Improved accuracy of machine-generated insurance cost estimates through manual curation using this D3- and crossfilter-based visualization tool.

As part of our commitment to pricing transparency, Counsyl prepares an individual price estimate for each patient based on their unique insurance benefits.

To ensure that these estimates are accurate, we built a manual review tool that lets us investigate and examine claims where our estimate of expected patient cost does not end up being accurate.

Comparison Tool Screenshot

The tool works in a retrospective, A/B-comparison fashion using claims that have already been filed and adjudicated. The tool exposes configurations of the underlying estimation engine (described in more detail in a talk. These configurations, represented as trees on the left and right of the screen above, can be changed in real time, and the tool regenerates estimates on-the-fly. The tool then plots actual vs estimate cost and lets you dig into specific cohorts of claims that have incorrect estimates.

Our engineers and billing managers used the tool for manual curation of filters that select out the correct benefits data from eligibility responses, and also for various tweaks to the estimation algorithm. Using the filters at the top you can very quickly dive in to subsets of claims that demonstrate differing anomalous behaviors, isolate those to correct them and then double check the impact your modifications have on the entire dataset.

The tool also allowed billing executives to speculate about different pricing regimes. We can submit sets of claims with differing Common Procedure Terminology (CPT) or billing modifier codes, and then compare how insurance companies respond to that coding vs historical expected allowed and denied amounts.
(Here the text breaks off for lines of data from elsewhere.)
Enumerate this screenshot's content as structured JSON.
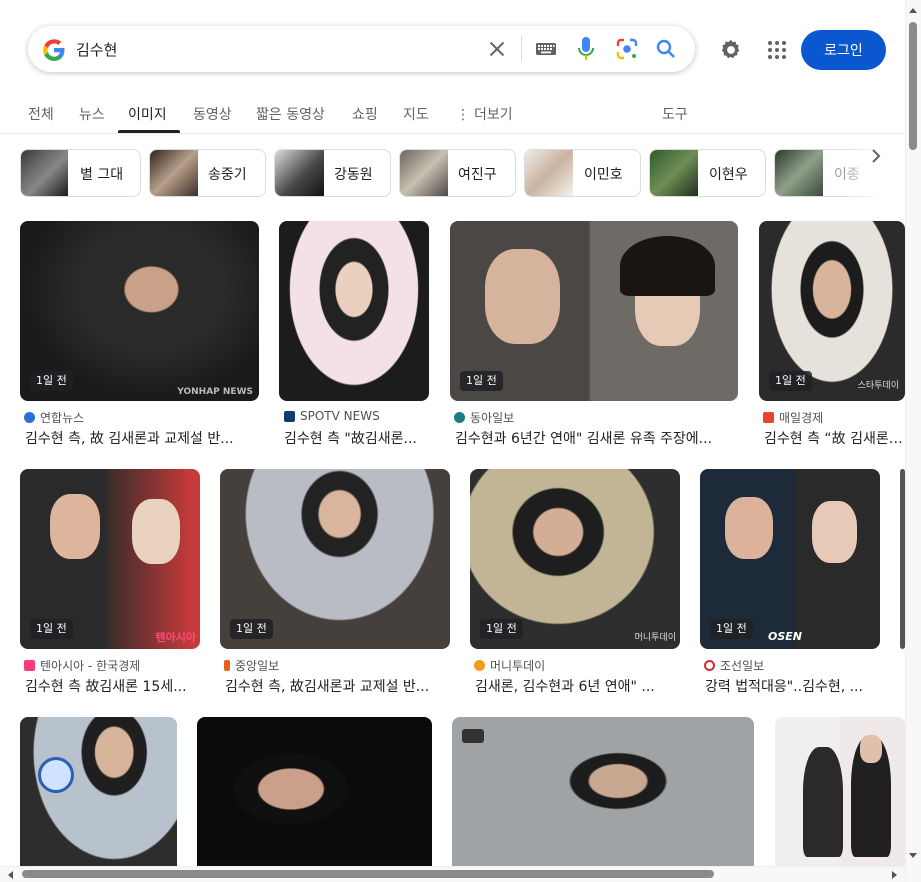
{
  "search": {
    "query": "김수현"
  },
  "header": {
    "login_label": "로그인"
  },
  "tabs": [
    {
      "label": "전체"
    },
    {
      "label": "뉴스"
    },
    {
      "label": "이미지"
    },
    {
      "label": "동영상"
    },
    {
      "label": "짧은 동영상"
    },
    {
      "label": "쇼핑"
    },
    {
      "label": "지도"
    },
    {
      "label": "더보기"
    },
    {
      "label": "도구"
    }
  ],
  "chips": [
    {
      "label": "별 그대"
    },
    {
      "label": "송중기"
    },
    {
      "label": "강동원"
    },
    {
      "label": "여진구"
    },
    {
      "label": "이민호"
    },
    {
      "label": "이현우"
    },
    {
      "label": "이종"
    }
  ],
  "results": [
    {
      "badge": "1일 전",
      "source": "연합뉴스",
      "title": "김수현 측, 故 김새론과 교제설 반...",
      "watermark": "YONHAP NEWS"
    },
    {
      "badge": "",
      "source": "SPOTV NEWS",
      "title": "김수현 측 \"故김새론...",
      "watermark": ""
    },
    {
      "badge": "1일 전",
      "source": "동아일보",
      "title": "김수현과 6년간 연애\" 김새론 유족 주장에...",
      "watermark": ""
    },
    {
      "badge": "1일 전",
      "source": "매일경제",
      "title": "김수현 측 “故 김새론 ...",
      "watermark": "스타투데이"
    },
    {
      "badge": "1일 전",
      "source": "텐아시아 - 한국경제",
      "title": "김수현 측 故김새론 15세...",
      "watermark": "텐아시아"
    },
    {
      "badge": "1일 전",
      "source": "중앙일보",
      "title": "김수현 측, 故김새론과 교제설 반...",
      "watermark": ""
    },
    {
      "badge": "1일 전",
      "source": "머니투데이",
      "title": "김새론, 김수현과 6년 연애\" ...",
      "watermark": "머니투데이"
    },
    {
      "badge": "1일 전",
      "source": "조선일보",
      "title": "강력 법적대응\"..김수현, ...",
      "watermark": "OSEN"
    }
  ],
  "colors": {
    "accent": "#0b57d0",
    "text": "#202124",
    "muted": "#5f6368"
  }
}
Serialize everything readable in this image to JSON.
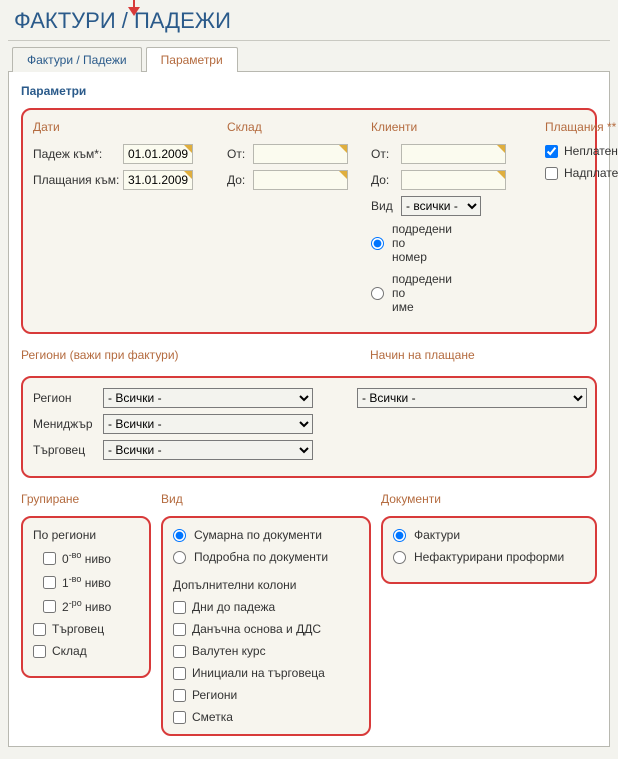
{
  "header": {
    "title": "ФАКТУРИ / ПАДЕЖИ"
  },
  "tabs": {
    "tab1": "Фактури / Падежи",
    "tab2": "Параметри"
  },
  "section_title": "Параметри",
  "panel1": {
    "dates": {
      "header": "Дати",
      "due_label": "Падеж към*:",
      "due_value": "01.01.2009",
      "pay_label": "Плащания към:",
      "pay_value": "31.01.2009"
    },
    "warehouse": {
      "header": "Склад",
      "from_label": "От:",
      "to_label": "До:",
      "from_value": "",
      "to_value": ""
    },
    "clients": {
      "header": "Клиенти",
      "from_label": "От:",
      "to_label": "До:",
      "from_value": "",
      "to_value": "",
      "type_label": "Вид",
      "type_option": "- всички -",
      "sort_number": "подредени по номер",
      "sort_name": "подредени по име"
    },
    "payments": {
      "header": "Плащания **",
      "unpaid": "Неплатени",
      "overpaid": "Надплатени"
    }
  },
  "panel2": {
    "regions_header": "Региони (важи при фактури)",
    "pay_method_header": "Начин на плащане",
    "region_label": "Регион",
    "manager_label": "Мениджър",
    "sales_label": "Търговец",
    "all_option": "- Всички -"
  },
  "grouping": {
    "header": "Групиране",
    "by_regions": "По региони",
    "level0": "0-во ниво",
    "level1": "1-во ниво",
    "level2": "2-ро ниво",
    "sales": "Търговец",
    "warehouse": "Склад"
  },
  "view": {
    "header": "Вид",
    "summary": "Сумарна по документи",
    "detail": "Подробна по документи",
    "extra_cols": "Допълнителни колони",
    "days_due": "Дни до падежа",
    "tax_base": "Данъчна основа и ДДС",
    "fx_rate": "Валутен курс",
    "initials": "Инициали на търговеца",
    "regions": "Региони",
    "account": "Сметка"
  },
  "documents": {
    "header": "Документи",
    "invoices": "Фактури",
    "proforma": "Нефактурирани проформи"
  }
}
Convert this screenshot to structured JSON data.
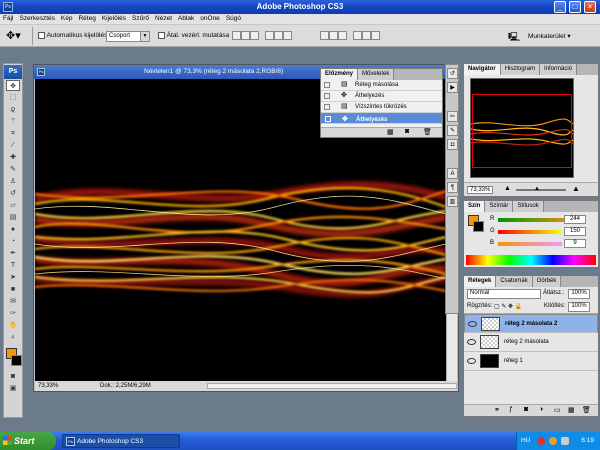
{
  "window": {
    "title": "Adobe Photoshop CS3"
  },
  "menu": [
    "Fájl",
    "Szerkesztés",
    "Kép",
    "Réteg",
    "Kijelölés",
    "Szűrő",
    "Nézet",
    "Ablak",
    "onOne",
    "Súgó"
  ],
  "options": {
    "auto_select_label": "Automatikus kijelölés",
    "auto_select_value": "Csoport",
    "transform_label": "Átal. vezérl. mutatása",
    "workspace_label": "Munkaterület"
  },
  "document": {
    "title": "Névtelen1 @ 73,3% (réteg 2 másolata 2,RGB/8)",
    "zoom": "73,33%",
    "status": "Dok.: 2,25M/6,29M"
  },
  "history": {
    "tabs": [
      "Előzmény",
      "Műveletek"
    ],
    "rows": [
      "Réteg másolása",
      "Áthelyezés",
      "Vízszintes tükrözés",
      "Áthelyezés"
    ],
    "selected_index": 3
  },
  "navigator": {
    "tabs": [
      "Navigátor",
      "Hisztogram",
      "Információ"
    ],
    "zoom": "73,33%"
  },
  "color": {
    "tabs": [
      "Szín",
      "Színtár",
      "Stílusok"
    ],
    "r": "244",
    "g": "150",
    "b": "9",
    "r_label": "R",
    "g_label": "G",
    "b_label": "B",
    "foreground": "#f49609"
  },
  "layers": {
    "tabs": [
      "Rétegek",
      "Csatornák",
      "Görbék"
    ],
    "blend_mode": "Normál",
    "opacity_label": "Átlátsz.:",
    "opacity": "100%",
    "lock_label": "Rögzítés:",
    "fill_label": "Kitöltés:",
    "fill": "100%",
    "items": [
      {
        "name": "réteg 2 másolata 2",
        "selected": true
      },
      {
        "name": "réteg 2 másolata",
        "selected": false
      },
      {
        "name": "réteg 1",
        "selected": false
      }
    ]
  },
  "taskbar": {
    "start": "Start",
    "item": "Adobe Photoshop CS3",
    "time": "6:19",
    "lang": "HU"
  }
}
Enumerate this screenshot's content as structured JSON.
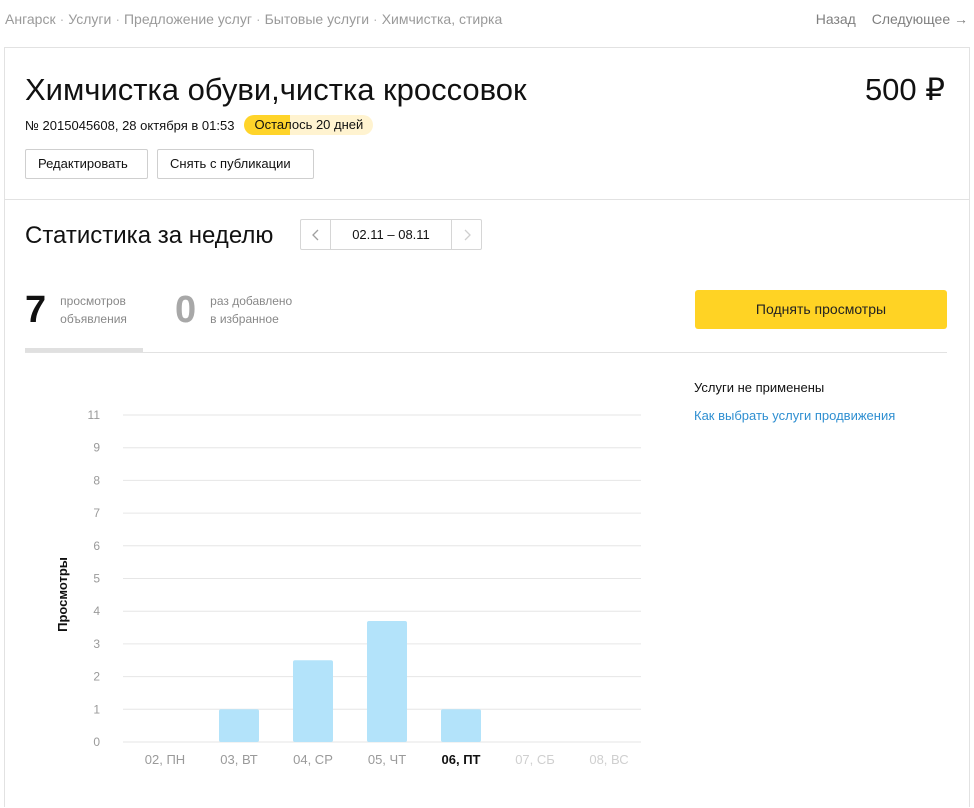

This also helps us target specific underperforming claims for automated appeal or manual follow up by billing agents.

We were able to achieve > 85% accuracy for claims, with most of the remaining error resulting from erratic and unpredictable behavior of insurers, which we solved using automated and manual follow up processes.

Technically, this tool was implemented using coffeescript and crossfilter with D3-based visualization.

Lessons learned:

  • The value of looking at lots and lots of data.
  • Importance of speculative tools in algorithm development.
  • Value of real-time feedback: the faster we were able to make the tool, the more examples our users could examine and the better our estimates got.